** Opening Record set block **

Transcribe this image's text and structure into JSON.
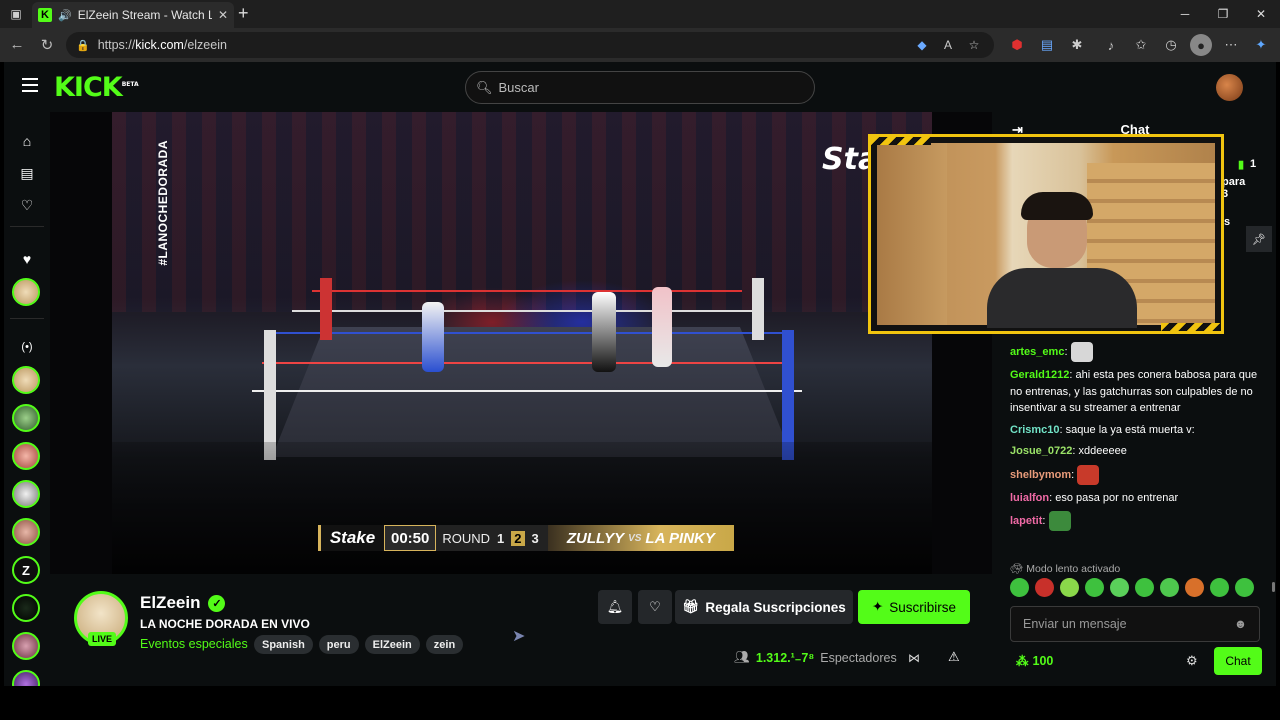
{
  "browser": {
    "tab_title": "ElZeein Stream - Watch Live",
    "url_prefix": "https://",
    "url_host": "kick.com",
    "url_path": "/elzeein"
  },
  "site": {
    "logo": "KICK",
    "logo_badge": "BETA",
    "search_placeholder": "Buscar"
  },
  "video": {
    "vertical_tag": "#LANOCHEDORADA",
    "overlay_logo": "Stake",
    "scorebar": {
      "brand": "Stake",
      "time": "00:50",
      "round_label": "ROUND",
      "rounds": [
        "1",
        "2",
        "3"
      ],
      "current_round": "2",
      "fighter_1": "ZULLYY",
      "vs": "VS",
      "fighter_2": "LA PINKY"
    }
  },
  "channel": {
    "name": "ElZeein",
    "live_badge": "LIVE",
    "stream_title": "LA NOCHE DORADA EN VIVO",
    "category": "Eventos especiales",
    "tags": [
      "Spanish",
      "peru",
      "ElZeein",
      "zein"
    ],
    "gift_label": "Regala Suscripciones",
    "subscribe_label": "Suscribirse",
    "viewer_count": "1.312.",
    "viewer_count_glitch": "¹₋7⁸",
    "viewers_label": "Espectadores"
  },
  "chat": {
    "header": "Chat",
    "peek_count": "1",
    "peek_text_1": "para",
    "peek_text_2": "3",
    "peek_text_3": "s",
    "messages": [
      {
        "user": "artes_emc",
        "text": "",
        "emote": true,
        "color": "#53fc18"
      },
      {
        "user": "Gerald1212",
        "text": "ahi esta pes conera babosa para que no entrenas, y las gatchurras son culpables de no insentivar a su streamer a entrenar",
        "emote": false,
        "color": "#53fc18"
      },
      {
        "user": "Crismc10",
        "text": "saque la ya está muerta v:",
        "emote": false,
        "color": "#72e3c7"
      },
      {
        "user": "Josue_0722",
        "text": "xddeeeee",
        "emote": false,
        "color": "#9be368"
      },
      {
        "user": "shelbymom",
        "text": "",
        "emote": true,
        "color": "#e89b7a"
      },
      {
        "user": "luialfon",
        "text": "eso pasa por no entrenar",
        "emote": false,
        "color": "#f06aa6"
      },
      {
        "user": "lapetit",
        "text": "",
        "emote": true,
        "color": "#f06aa6"
      }
    ],
    "slow_mode": "Modo lento activado",
    "input_placeholder": "Enviar un mensaje",
    "points": "100",
    "send_label": "Chat"
  },
  "colors": {
    "brand_green": "#53fc18",
    "background": "#0b0e0f",
    "gold": "#d7b45c"
  }
}
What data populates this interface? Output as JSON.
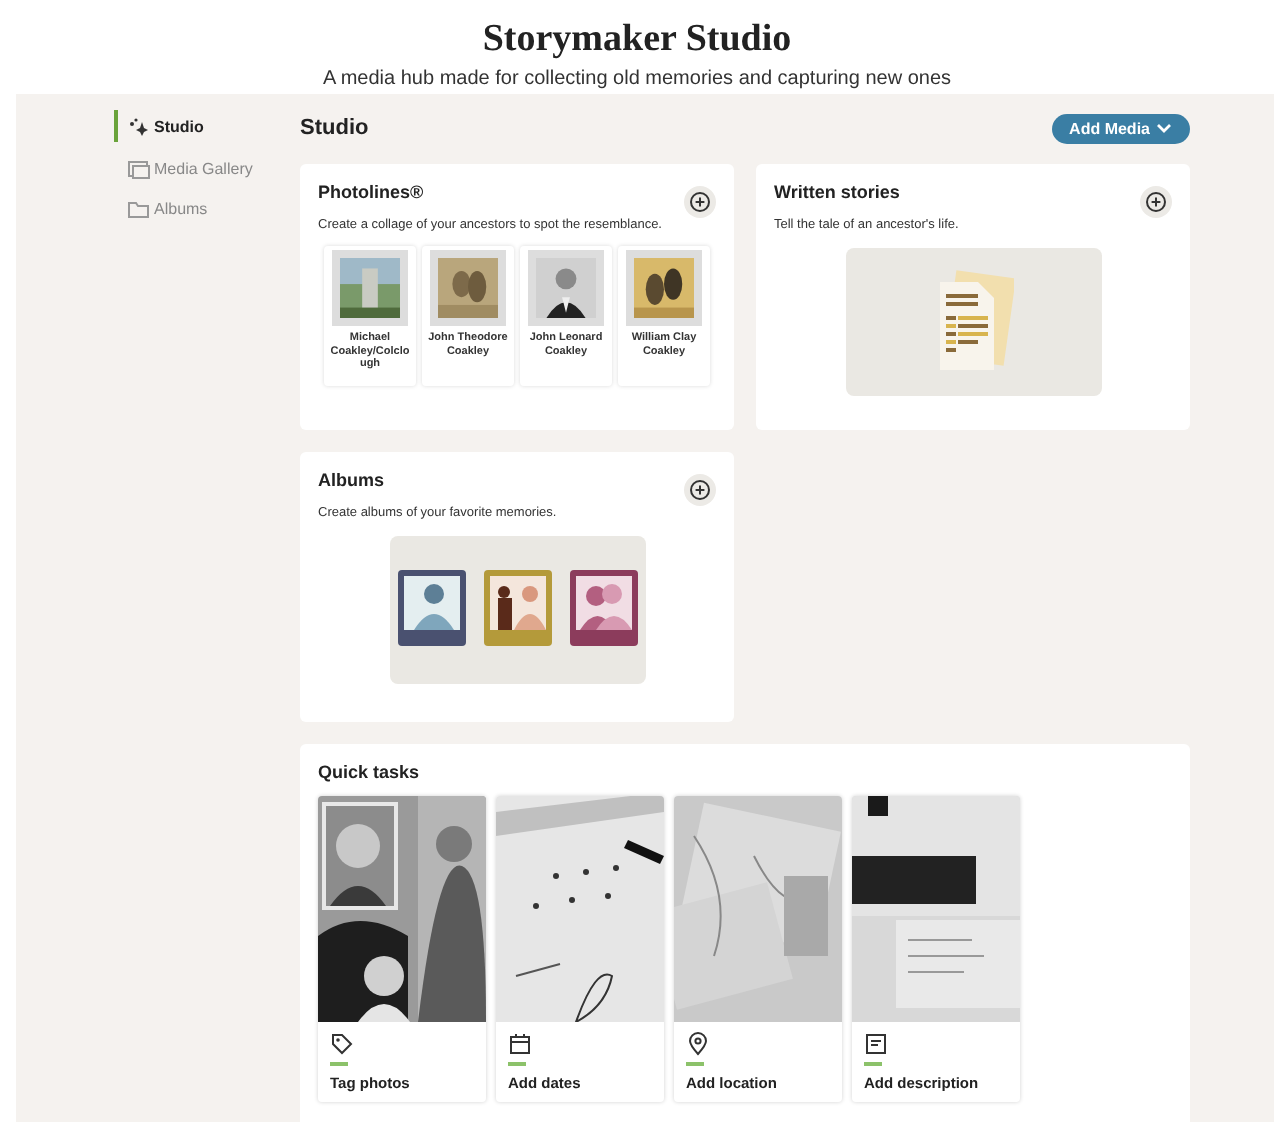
{
  "header": {
    "title": "Storymaker Studio",
    "subtitle": "A media hub made for collecting old memories and capturing new ones"
  },
  "sidebar": {
    "items": [
      {
        "label": "Studio",
        "selected": true
      },
      {
        "label": "Media Gallery",
        "selected": false
      },
      {
        "label": "Albums",
        "selected": false
      }
    ]
  },
  "main": {
    "title": "Studio",
    "add_button": "Add Media"
  },
  "cards": [
    {
      "kind": "photolines",
      "title": "Photolines®",
      "description": "Create a collage of your ancestors to spot the resemblance.",
      "people": [
        {
          "name": "Michael Coakley/Colclough"
        },
        {
          "name": "John Theodore Coakley"
        },
        {
          "name": "John Leonard Coakley"
        },
        {
          "name": "William Clay Coakley"
        }
      ]
    },
    {
      "kind": "stories",
      "title": "Written stories",
      "description": "Tell the tale of an ancestor's life."
    },
    {
      "kind": "albums",
      "title": "Albums",
      "description": "Create albums of your favorite memories."
    }
  ],
  "quick_tasks": {
    "title": "Quick tasks",
    "tasks": [
      {
        "label": "Tag photos"
      },
      {
        "label": "Add dates"
      },
      {
        "label": "Add location"
      },
      {
        "label": "Add description"
      }
    ]
  }
}
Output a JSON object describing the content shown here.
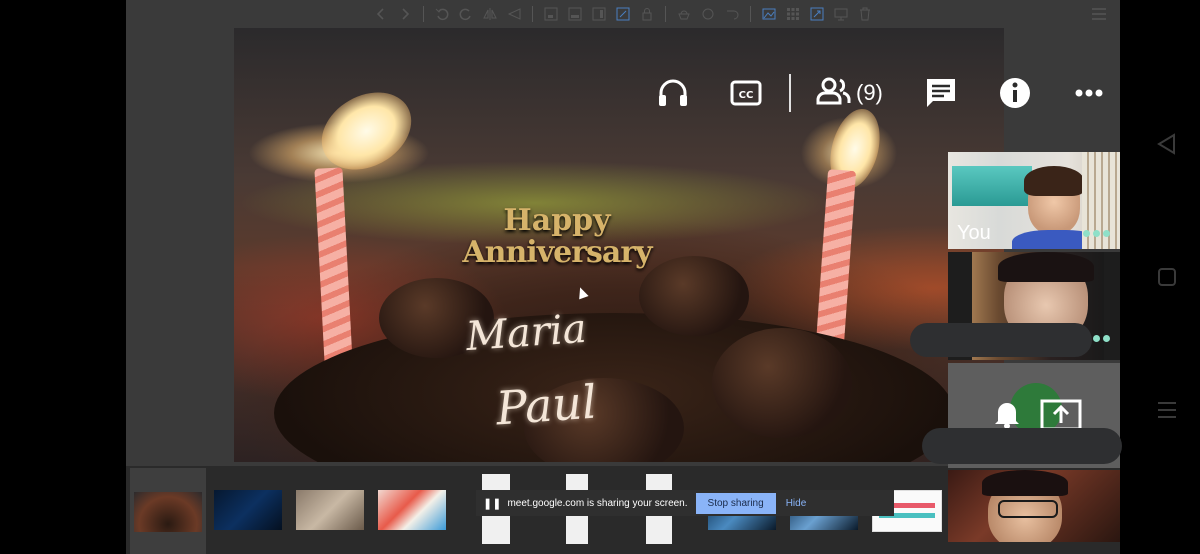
{
  "toolbar": {
    "icons": [
      "back-icon",
      "forward-icon",
      "undo-icon",
      "redo-icon",
      "flip-horizontal-icon",
      "flip-vertical-icon",
      "crop-icon",
      "fit-width-icon",
      "fit-height-icon",
      "fit-screen-icon",
      "lock-icon",
      "paint-bucket-icon",
      "rotate-icon",
      "redo-arrow-icon",
      "image-icon",
      "grid-icon",
      "zoom-icon",
      "slideshow-icon",
      "delete-icon"
    ],
    "menu_icon": "hamburger-menu-icon"
  },
  "slide": {
    "topper_line1": "Happy",
    "topper_line2": "Anniversary",
    "cake_writing_1": "Maria",
    "cake_writing_2": "Paul"
  },
  "meet_controls": {
    "audio_icon": "headphones-icon",
    "captions_icon": "closed-captions-icon",
    "people_icon": "people-icon",
    "participant_count": "(9)",
    "chat_icon": "chat-icon",
    "info_icon": "info-icon",
    "more_icon": "more-options-icon"
  },
  "participants": {
    "you_label": "You"
  },
  "share_bar": {
    "message": "meet.google.com is sharing your screen.",
    "stop_label": "Stop sharing",
    "hide_label": "Hide"
  },
  "android_nav": {
    "back": "back-triangle-icon",
    "home": "home-square-icon",
    "recents": "recents-icon"
  },
  "colors": {
    "share_button": "#8ab4f8",
    "speaking_dots": "#8fe0c8",
    "background": "#3a3a3a"
  }
}
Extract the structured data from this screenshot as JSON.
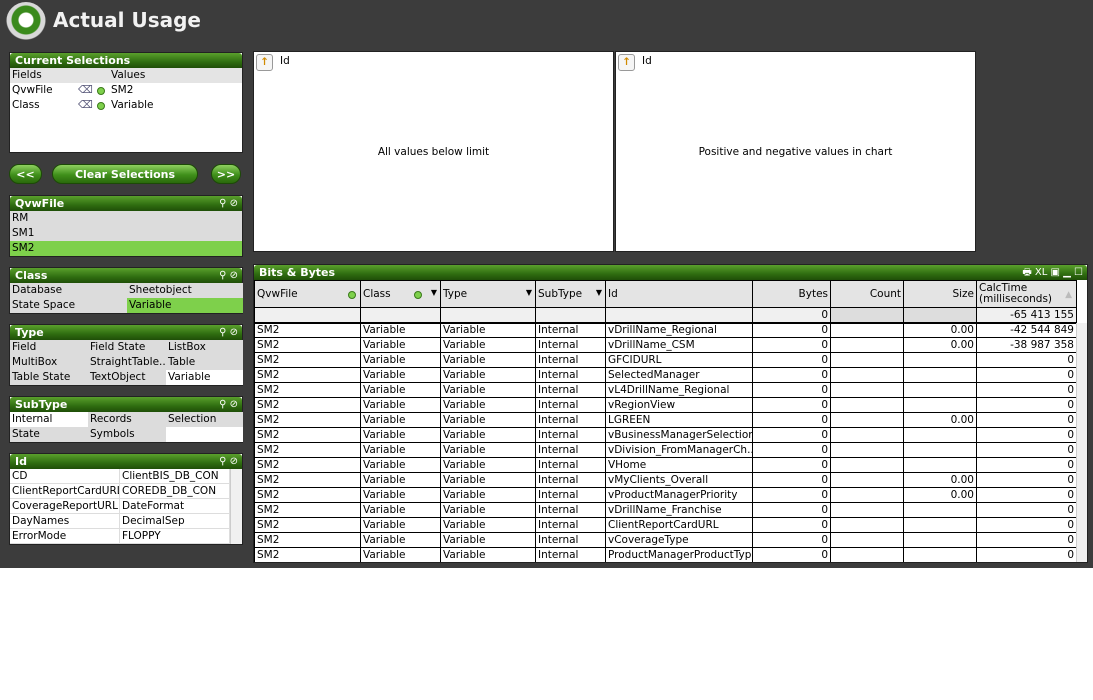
{
  "app": {
    "title": "Actual Usage"
  },
  "current_selections": {
    "title": "Current Selections",
    "col_fields": "Fields",
    "col_values": "Values",
    "items": [
      {
        "field": "QvwFile",
        "value": "SM2"
      },
      {
        "field": "Class",
        "value": "Variable"
      }
    ]
  },
  "nav": {
    "back": "<<",
    "clear": "Clear Selections",
    "forward": ">>"
  },
  "listboxes": {
    "qvwfile": {
      "title": "QvwFile",
      "items": [
        "RM",
        "SM1",
        "SM2"
      ],
      "selected": "SM2"
    },
    "class": {
      "title": "Class",
      "items": [
        "Database",
        "Sheetobject",
        "State Space",
        "Variable"
      ],
      "selected": "Variable"
    },
    "type": {
      "title": "Type",
      "items": [
        "Field",
        "Field State",
        "ListBox",
        "MultiBox",
        "StraightTable...",
        "Table",
        "Table State",
        "TextObject",
        "Variable"
      ]
    },
    "subtype": {
      "title": "SubType",
      "items": [
        "Internal",
        "Records",
        "Selection",
        "State",
        "Symbols",
        ""
      ]
    },
    "id": {
      "title": "Id",
      "items": [
        "CD",
        "ClientBIS_DB_CON",
        "ClientReportCardURL",
        "COREDB_DB_CON",
        "CoverageReportURL",
        "DateFormat",
        "DayNames",
        "DecimalSep",
        "ErrorMode",
        "FLOPPY"
      ]
    }
  },
  "charts": [
    {
      "dim": "Id",
      "message": "All values below limit"
    },
    {
      "dim": "Id",
      "message": "Positive and negative values in chart"
    }
  ],
  "table": {
    "title": "Bits & Bytes",
    "toolbar": [
      "print-icon",
      "XL",
      "restore-icon",
      "minimize-icon",
      "maximize-icon"
    ],
    "columns": [
      "QvwFile",
      "Class",
      "Type",
      "SubType",
      "Id",
      "Bytes",
      "Count",
      "Size",
      "CalcTime (milliseconds)"
    ],
    "totals": [
      "",
      "",
      "",
      "",
      "",
      "0",
      "",
      "",
      "-65 413 155"
    ],
    "rows": [
      [
        "SM2",
        "Variable",
        "Variable",
        "Internal",
        "vDrillName_Regional",
        "0",
        "",
        "0.00",
        "-42 544 849"
      ],
      [
        "SM2",
        "Variable",
        "Variable",
        "Internal",
        "vDrillName_CSM",
        "0",
        "",
        "0.00",
        "-38 987 358"
      ],
      [
        "SM2",
        "Variable",
        "Variable",
        "Internal",
        "GFCIDURL",
        "0",
        "",
        "",
        "0"
      ],
      [
        "SM2",
        "Variable",
        "Variable",
        "Internal",
        "SelectedManager",
        "0",
        "",
        "",
        "0"
      ],
      [
        "SM2",
        "Variable",
        "Variable",
        "Internal",
        "vL4DrillName_Regional",
        "0",
        "",
        "",
        "0"
      ],
      [
        "SM2",
        "Variable",
        "Variable",
        "Internal",
        "vRegionView",
        "0",
        "",
        "",
        "0"
      ],
      [
        "SM2",
        "Variable",
        "Variable",
        "Internal",
        "LGREEN",
        "0",
        "",
        "0.00",
        "0"
      ],
      [
        "SM2",
        "Variable",
        "Variable",
        "Internal",
        "vBusinessManagerSelection",
        "0",
        "",
        "",
        "0"
      ],
      [
        "SM2",
        "Variable",
        "Variable",
        "Internal",
        "vDivision_FromManagerCh...",
        "0",
        "",
        "",
        "0"
      ],
      [
        "SM2",
        "Variable",
        "Variable",
        "Internal",
        "VHome",
        "0",
        "",
        "",
        "0"
      ],
      [
        "SM2",
        "Variable",
        "Variable",
        "Internal",
        "vMyClients_Overall",
        "0",
        "",
        "0.00",
        "0"
      ],
      [
        "SM2",
        "Variable",
        "Variable",
        "Internal",
        "vProductManagerPriority",
        "0",
        "",
        "0.00",
        "0"
      ],
      [
        "SM2",
        "Variable",
        "Variable",
        "Internal",
        "vDrillName_Franchise",
        "0",
        "",
        "",
        "0"
      ],
      [
        "SM2",
        "Variable",
        "Variable",
        "Internal",
        "ClientReportCardURL",
        "0",
        "",
        "",
        "0"
      ],
      [
        "SM2",
        "Variable",
        "Variable",
        "Internal",
        "vCoverageType",
        "0",
        "",
        "",
        "0"
      ],
      [
        "SM2",
        "Variable",
        "Variable",
        "Internal",
        "ProductManagerProductType",
        "0",
        "",
        "",
        "0"
      ]
    ]
  },
  "colors": {
    "selected": "#7ed04b",
    "caption": "#2f6d10",
    "background": "#3c3c3c"
  }
}
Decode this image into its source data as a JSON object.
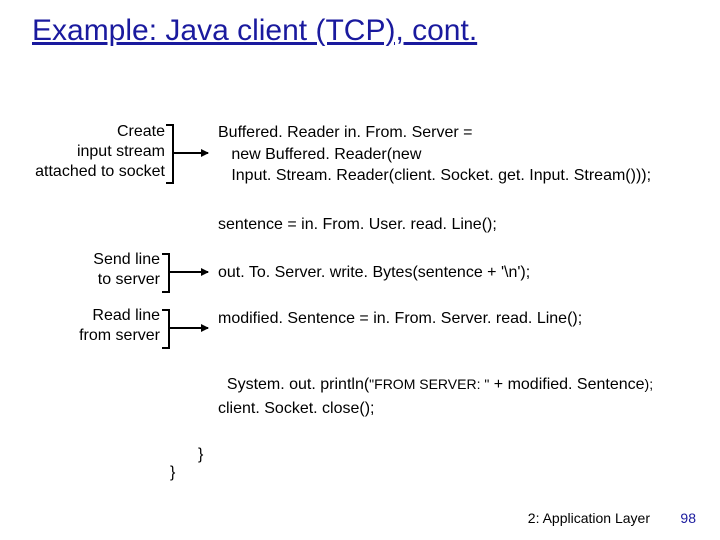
{
  "title": "Example: Java client (TCP), cont.",
  "labels": {
    "createStream": "Create\ninput stream\nattached to socket",
    "sendLine": "Send line\nto server",
    "readLine": "Read line\nfrom server"
  },
  "code": {
    "block1": "Buffered. Reader in. From. Server =\n   new Buffered. Reader(new\n   Input. Stream. Reader(client. Socket. get. Input. Stream()));",
    "sentence": "sentence = in. From. User. read. Line();",
    "out": "out. To. Server. write. Bytes(sentence + '\\n');",
    "modified": "modified. Sentence = in. From. Server. read. Line();",
    "print_a": "System. out. println(",
    "print_q1": "\"FROM SERVER: \"",
    "print_b": " + modified. Sentence",
    "print_c": ");",
    "close": "client. Socket. close();",
    "brace1": "}",
    "brace2": "}"
  },
  "footer": {
    "chapter": "2: Application Layer",
    "page": "98"
  }
}
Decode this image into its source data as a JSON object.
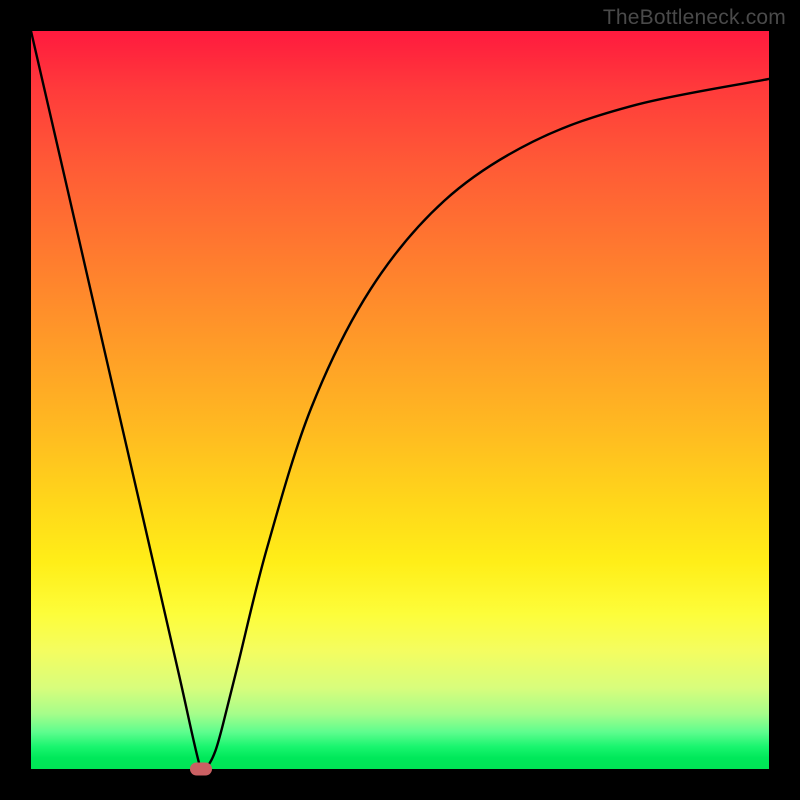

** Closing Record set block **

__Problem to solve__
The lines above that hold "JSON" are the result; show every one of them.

__Exercise output__
Transcribe this image's text and structure into JSON.
What data populates this interface? Output as JSON.
Output a JSON object describing the content shown here.
Extract the structured data from this screenshot as JSON.
Decode this image into its source data as a JSON object.
Decode this image into its source data as a JSON object.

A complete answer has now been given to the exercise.